Tying two roofs together


#1

Folks,
Old 1920s garage has a 1940s cottage butted up, gable end to gable end, against the back of it. Both roofs are simple, single ridge, straight run roofs, ridges run in the same line, and the rafter runs are the same length. Just two separate buildings, butted up against each other and until this week covered in one long, huge, monolithic rolled-roofing covering. 20’ wide, 65’ long rolled roofing, ugliest thing you ever saw

Ok, so hopefully you have the picture in mind. The problem is that tearing off this covering revealed that where the garage roof ends and the cottage roof begins there is a drop of 2 inches at the ridge and a varying distance drop all along the rafter run. Filling this gap was fiberboard 2" thick, 2’ long and shaved to a wedge to fill all along the roof line and make a smoother transition.

So, I’m going to shingle both roofs but between them I want to add some architectural feature that’ll solve the problem between the two roofs better and also break up the huge expanse of same-same roof.

I’m thinking about building a parapet, a low-slung monitor roof or low cupola with a low wide base across the entire width of the back of the garage roof. This’ll create a large area to flash against on both sides and break up the expanse.

Sound good? Alternatives? Designs? Some place, any place, to find designs, construction details on parapets, monitor roofs??? Please.
Or do you have experience building these and can help a newbie?

Thanks,
KWL


#2

Gotta have pics for this.

You are talking about some pretty old stuff here.
Is it possible to just stepflash the transition between the 2 roofs?
What else is under there?


#3

Axiom,
I’ll get some pics next sunrise.

The problem is that I don’t think there is enough “step” in every place to get the flashing on well, and I’m afraid the varying heighth all along the line would make it look like hell by the time I got done. While I was standing there scratching my … wondering what to do I wished there were more height to flash against and that’s when I thought a parapet would work but…, not having built one, and someone suggesting a monitor roof, and another a cupola and stepped base, I thought I’d better go ask the experts and maybe even find someone who does these architectural roofing details.
Thanks
KWL


#4

maybe use a cold modified same color as shingles.
use the modified as an expansion joint.

gweedo.


#5

I know cost is always the factor, but why not try to shim with some fur strips, taper system and put decking.

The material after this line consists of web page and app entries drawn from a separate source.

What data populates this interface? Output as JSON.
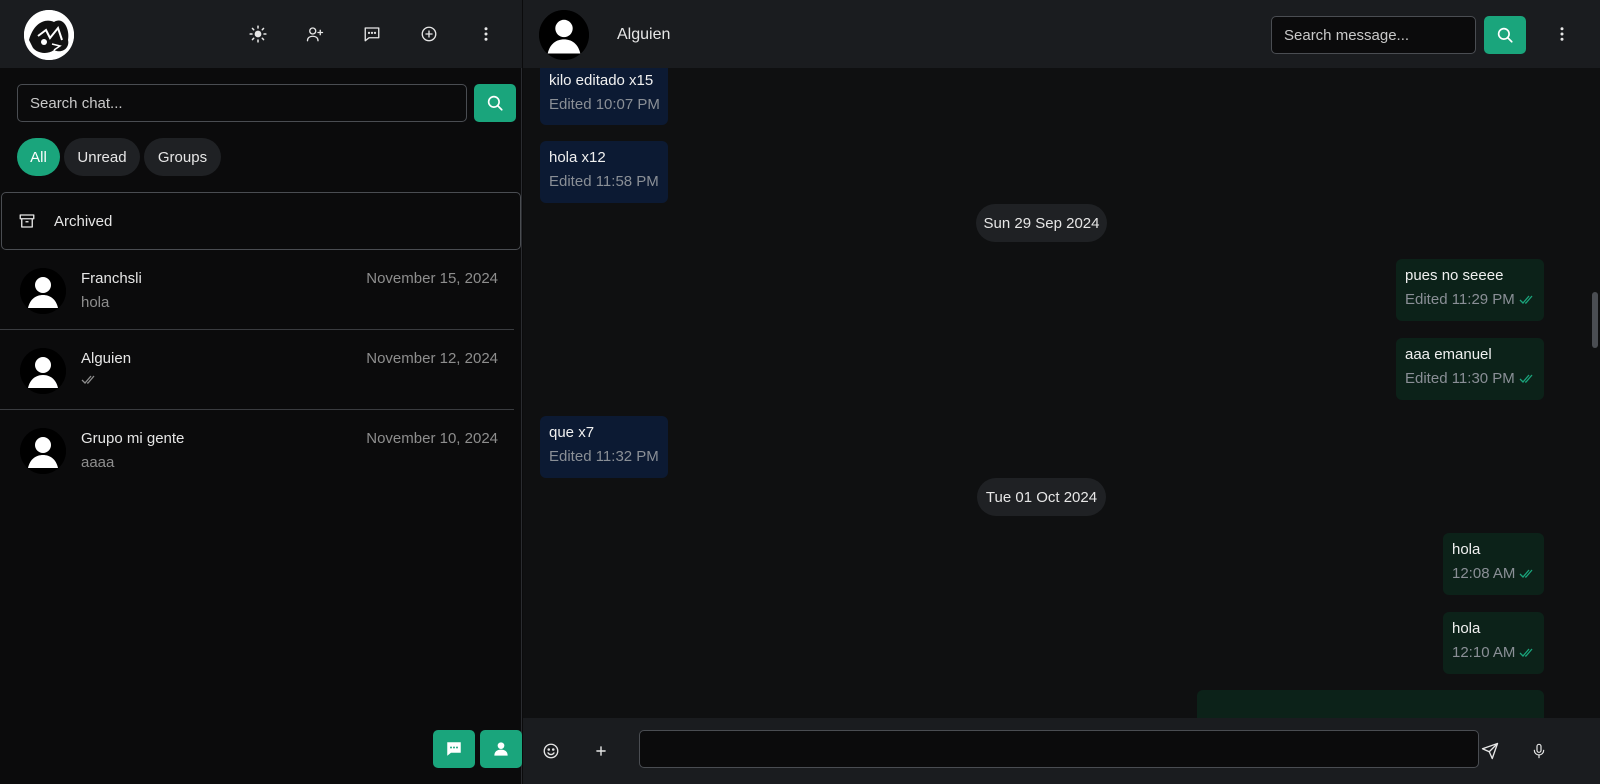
{
  "colors": {
    "accent": "#1aa57c",
    "incoming_bubble": "#0c1a33",
    "outgoing_bubble": "#0c2219",
    "read_ticks": "#1aa57c"
  },
  "sidebar": {
    "search": {
      "placeholder": "Search chat..."
    },
    "filters": [
      "All",
      "Unread",
      "Groups"
    ],
    "active_filter": "All",
    "archived_label": "Archived",
    "chats": [
      {
        "name": "Franchsli",
        "date": "November 15, 2024",
        "preview": "hola"
      },
      {
        "name": "Alguien",
        "date": "November 12, 2024",
        "preview": ""
      },
      {
        "name": "Grupo mi gente",
        "date": "November 10, 2024",
        "preview": "aaaa"
      }
    ]
  },
  "chat": {
    "title": "Alguien",
    "search": {
      "placeholder": "Search message..."
    },
    "messages": [
      {
        "dir": "in",
        "text": "kilo editado x15",
        "meta": "Edited 10:07 PM"
      },
      {
        "dir": "in",
        "text": "hola x12",
        "meta": "Edited 11:58 PM"
      },
      {
        "date": "Sun 29 Sep 2024"
      },
      {
        "dir": "out",
        "text": "pues no seeee",
        "meta": "Edited 11:29 PM",
        "read": true
      },
      {
        "dir": "out",
        "text": "aaa emanuel",
        "meta": "Edited 11:30 PM",
        "read": true
      },
      {
        "dir": "in",
        "text": "que x7",
        "meta": "Edited 11:32 PM"
      },
      {
        "date": "Tue 01 Oct 2024"
      },
      {
        "dir": "out",
        "text": "hola",
        "meta": "12:08 AM",
        "read": true
      },
      {
        "dir": "out",
        "text": "hola",
        "meta": "12:10 AM",
        "read": true
      }
    ],
    "composer": {
      "placeholder": ""
    }
  }
}
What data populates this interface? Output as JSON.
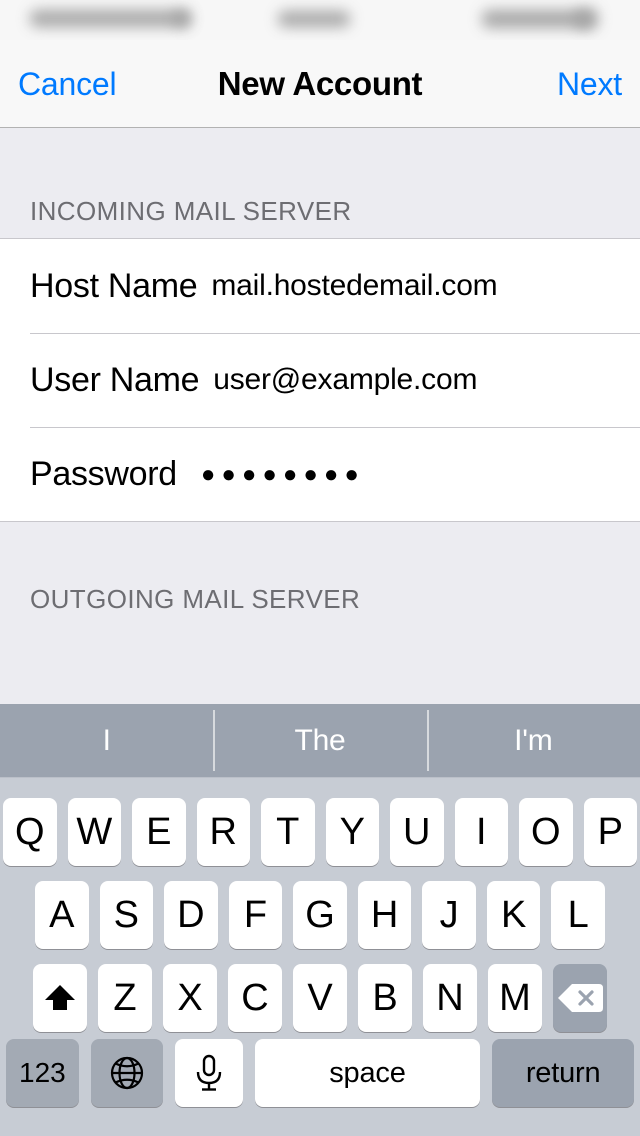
{
  "status_bar": {
    "redacted": true,
    "note": "blurred"
  },
  "nav": {
    "cancel_label": "Cancel",
    "title": "New Account",
    "next_label": "Next",
    "accent_color": "#007AFF"
  },
  "sections": [
    {
      "header": "INCOMING MAIL SERVER",
      "rows": [
        {
          "label": "Host Name",
          "value": "mail.hostedemail.com",
          "type": "text"
        },
        {
          "label": "User Name",
          "value": "user@example.com",
          "type": "text"
        },
        {
          "label": "Password",
          "value": "●●●●●●●●",
          "type": "password"
        }
      ]
    },
    {
      "header": "OUTGOING MAIL SERVER",
      "rows": []
    }
  ],
  "keyboard": {
    "suggestions": [
      "I",
      "The",
      "I'm"
    ],
    "row1": [
      "Q",
      "W",
      "E",
      "R",
      "T",
      "Y",
      "U",
      "I",
      "O",
      "P"
    ],
    "row2": [
      "A",
      "S",
      "D",
      "F",
      "G",
      "H",
      "J",
      "K",
      "L"
    ],
    "row3": [
      "Z",
      "X",
      "C",
      "V",
      "B",
      "N",
      "M"
    ],
    "shift_icon": "shift-icon",
    "delete_icon": "delete-icon",
    "numbers_label": "123",
    "globe_icon": "globe-icon",
    "mic_icon": "microphone-icon",
    "space_label": "space",
    "return_label": "return",
    "background_color": "#C7CCD4",
    "suggestion_bar_color": "#9BA3AF",
    "shift_active": true
  }
}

The only issue might be the fascia line, but since I can only guess, you’ll have to think if it’ll work. Don’t you love those tear-off suprises.


#6

[quote=“kwlandry”]Folks,
Old 1920s garage has a 1940s cottage butted up, gable end to gable end, against the back of it. Both roofs are simple, single ridge, straight run roofs, ridges run in the same line, and the rafter runs are the same length. Just two separate buildings, butted up against each other and until this week covered in one long, huge, monolithic rolled-roofing covering. 20’ wide, 65’ long rolled roofing, ugliest thing you ever saw

Ok, so hopefully you have the picture in mind. The problem is that tearing off this covering revealed that where the garage roof ends and the cottage roof begins there is a drop of 2 inches at the ridge and a varying distance drop all along the rafter run. Filling this gap was fiberboard 2" thick, 2’ long and shaved to a wedge to fill all along the roof line and make a smoother transition.

So, I’m going to shingle both roofs but between them I want to add some architectural feature that’ll solve the problem between the two roofs better and also break up the huge expanse of same-same roof.

I’m thinking about building a parapet, a low-slung monitor roof or low cupola with a low wide base across the entire width of the back of the garage roof. This’ll create a large area to flash against on both sides and break up the expanse.

Sound good? Alternatives? Designs? Some place, any place, to find designs, construction details on parapets, monitor roofs??? Please.
Or do you have experience building these and can help a newbie?

Thanks,
KWL[/quote]

Photos would definitely help. If what I’ve got pictured in my mind is right, the main advice I can give you is to keep the two roof systems separate.


#7

yeah the parapet sounds good i see that alot on additions when the carpenters dont wanna tie the roof sheathing from new to old in thats what i would do use a 2" x whatever step both sides and cap it man i like this forum


#8

the step will be your base flashing of course and the cap on the 2"x will be your secondary flashing this will allow for movement just like at chimneys and other terminations also make sure the 2"x is nailed to only one of the roofs at the edge or it’ll look terrible